Scientists have mapped out the fall zone of a six-tonne asteroid that crashed through the atmosphere leading them to a field of meteorites in South Australia’s Mid North.
- A field of meteorites has been located nine years after an asteroid crashed through Earth’s atmosphere
- The field was discovered along a 6km stretch north of Port Augusta
- Some of the meteorites were handed to the SA Museum for a new exhibition
The asteroid landed on Earth in 2013, and was alerted to researchers by defence satellites in the United States.
A “treasure map” was then developed by Curtin University using weather radars and drones that covered a six-kilometre-long stretch north of Port Augusta, leading researchers at Monash University to 44 meteorites in various sizes.
“The guys at Curtin University provided us with a map of where to go and we packed the car … and within about 10 minutes we started picking up meteorites almost straight away,” Professor Andy Tomkins from Monash University’s School of Earth, Atmosphere and Environment said.
“It’s pretty rare for us, we are usually walking around for hours before we find anything.”
The field of meteorites is the biggest discovery since the Murchison meteorite fall in Victoria in 1969.
“The biggest one [meteorite] we’ve found so far is about half a kilogram [and] they’re down to about 10 grams, so the size of a kangaroo poo — they look a lot like kangaroo poo too,” he said.
“You’re walking around looking for a rock, which is almost black, sort of dark grey to black in colour, with occasional chips of lighter-coloured stuff shown inside.
“It’s quite a distinctive different black colour to everything else that’s out there in this particular place.”
The asteroid crashed through Earth’s atmosphere at 20 kilometres a second, causing the explosion of meteorites.
Samples of the meteorites were provided to SA Museums for a new exhibition.

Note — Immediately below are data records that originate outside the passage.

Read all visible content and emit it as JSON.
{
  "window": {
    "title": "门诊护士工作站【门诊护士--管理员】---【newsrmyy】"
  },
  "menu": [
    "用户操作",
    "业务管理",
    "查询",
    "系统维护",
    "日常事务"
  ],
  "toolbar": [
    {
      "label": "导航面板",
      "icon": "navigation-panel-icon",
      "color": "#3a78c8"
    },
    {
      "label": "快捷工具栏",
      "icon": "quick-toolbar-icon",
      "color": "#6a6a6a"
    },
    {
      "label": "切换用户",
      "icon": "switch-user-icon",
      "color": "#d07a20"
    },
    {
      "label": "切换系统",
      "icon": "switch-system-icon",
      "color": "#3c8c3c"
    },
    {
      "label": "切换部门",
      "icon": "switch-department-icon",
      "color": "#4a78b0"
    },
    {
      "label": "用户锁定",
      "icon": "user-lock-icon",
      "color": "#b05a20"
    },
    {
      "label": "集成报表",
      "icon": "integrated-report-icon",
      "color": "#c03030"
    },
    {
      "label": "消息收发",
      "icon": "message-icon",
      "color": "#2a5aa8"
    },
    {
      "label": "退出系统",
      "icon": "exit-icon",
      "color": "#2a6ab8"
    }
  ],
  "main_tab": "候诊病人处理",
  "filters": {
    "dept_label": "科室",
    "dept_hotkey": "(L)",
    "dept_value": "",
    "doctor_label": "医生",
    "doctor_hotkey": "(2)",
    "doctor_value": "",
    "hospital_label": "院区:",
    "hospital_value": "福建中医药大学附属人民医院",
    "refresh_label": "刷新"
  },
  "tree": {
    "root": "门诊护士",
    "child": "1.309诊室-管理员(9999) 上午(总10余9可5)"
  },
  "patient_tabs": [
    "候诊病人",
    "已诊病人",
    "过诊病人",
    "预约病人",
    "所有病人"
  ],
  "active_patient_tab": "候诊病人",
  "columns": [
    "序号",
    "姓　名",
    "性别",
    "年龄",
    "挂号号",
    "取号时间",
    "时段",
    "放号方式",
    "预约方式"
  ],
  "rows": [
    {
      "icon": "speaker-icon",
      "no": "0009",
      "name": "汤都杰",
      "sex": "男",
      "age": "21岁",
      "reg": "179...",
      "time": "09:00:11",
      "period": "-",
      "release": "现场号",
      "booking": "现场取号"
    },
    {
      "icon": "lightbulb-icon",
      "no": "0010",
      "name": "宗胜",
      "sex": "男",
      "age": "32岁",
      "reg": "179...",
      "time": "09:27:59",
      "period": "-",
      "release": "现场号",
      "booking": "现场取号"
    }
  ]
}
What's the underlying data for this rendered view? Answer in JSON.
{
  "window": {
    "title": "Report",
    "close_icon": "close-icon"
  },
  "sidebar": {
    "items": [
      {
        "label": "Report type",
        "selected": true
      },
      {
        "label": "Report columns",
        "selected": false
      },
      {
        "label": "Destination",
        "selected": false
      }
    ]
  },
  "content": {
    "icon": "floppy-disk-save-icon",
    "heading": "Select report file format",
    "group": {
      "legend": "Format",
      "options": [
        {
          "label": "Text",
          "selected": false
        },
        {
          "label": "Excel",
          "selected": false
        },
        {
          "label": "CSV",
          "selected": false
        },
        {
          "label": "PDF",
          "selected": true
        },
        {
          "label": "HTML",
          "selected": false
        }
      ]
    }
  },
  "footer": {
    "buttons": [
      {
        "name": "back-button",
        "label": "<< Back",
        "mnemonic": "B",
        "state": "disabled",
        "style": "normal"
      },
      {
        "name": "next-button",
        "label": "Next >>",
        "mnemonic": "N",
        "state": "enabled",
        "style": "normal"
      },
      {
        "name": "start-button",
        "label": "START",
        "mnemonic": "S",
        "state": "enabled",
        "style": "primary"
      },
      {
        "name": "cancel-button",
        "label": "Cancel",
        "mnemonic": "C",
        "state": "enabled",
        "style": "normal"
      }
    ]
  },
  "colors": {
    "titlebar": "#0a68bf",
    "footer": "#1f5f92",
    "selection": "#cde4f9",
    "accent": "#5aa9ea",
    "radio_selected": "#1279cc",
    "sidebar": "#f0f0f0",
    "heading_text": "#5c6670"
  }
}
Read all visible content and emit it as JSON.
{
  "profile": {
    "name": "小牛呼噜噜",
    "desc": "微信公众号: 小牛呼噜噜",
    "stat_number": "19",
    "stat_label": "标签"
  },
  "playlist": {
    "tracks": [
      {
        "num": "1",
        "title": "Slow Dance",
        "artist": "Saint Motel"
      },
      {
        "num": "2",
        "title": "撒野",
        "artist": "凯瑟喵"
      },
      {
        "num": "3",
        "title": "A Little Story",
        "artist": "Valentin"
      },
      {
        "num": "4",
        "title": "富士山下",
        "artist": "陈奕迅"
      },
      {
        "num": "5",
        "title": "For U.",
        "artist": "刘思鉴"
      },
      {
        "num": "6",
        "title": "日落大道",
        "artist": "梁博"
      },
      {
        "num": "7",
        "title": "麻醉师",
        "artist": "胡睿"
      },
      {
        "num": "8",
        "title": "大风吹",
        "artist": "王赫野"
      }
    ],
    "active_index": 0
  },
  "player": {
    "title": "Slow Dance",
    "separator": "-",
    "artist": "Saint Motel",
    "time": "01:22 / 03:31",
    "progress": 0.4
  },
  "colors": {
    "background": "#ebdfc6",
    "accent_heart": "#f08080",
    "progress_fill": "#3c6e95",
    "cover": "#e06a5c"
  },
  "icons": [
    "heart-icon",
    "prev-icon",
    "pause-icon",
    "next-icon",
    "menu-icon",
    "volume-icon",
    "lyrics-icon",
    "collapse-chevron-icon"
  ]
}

Professor Tomkins said the meteorites were cut with a diamond saw, and they were identified as stony meteorites.
A team of biologists is looking at how meteorites are inhabited by microbes straight after they’ve fallen to Earth.
“Meteorites floating around in space don’t have any microbes in them, they’re pristine,” Professor Tomkins said.
“When they come and land on the earth they’re a sample of stuff that’s never seen life before.
“So we can look at the minerals that the microbes use to gain energy to get insight into how the earliest processes of the start of the earth’s history worked when life was just getting started.”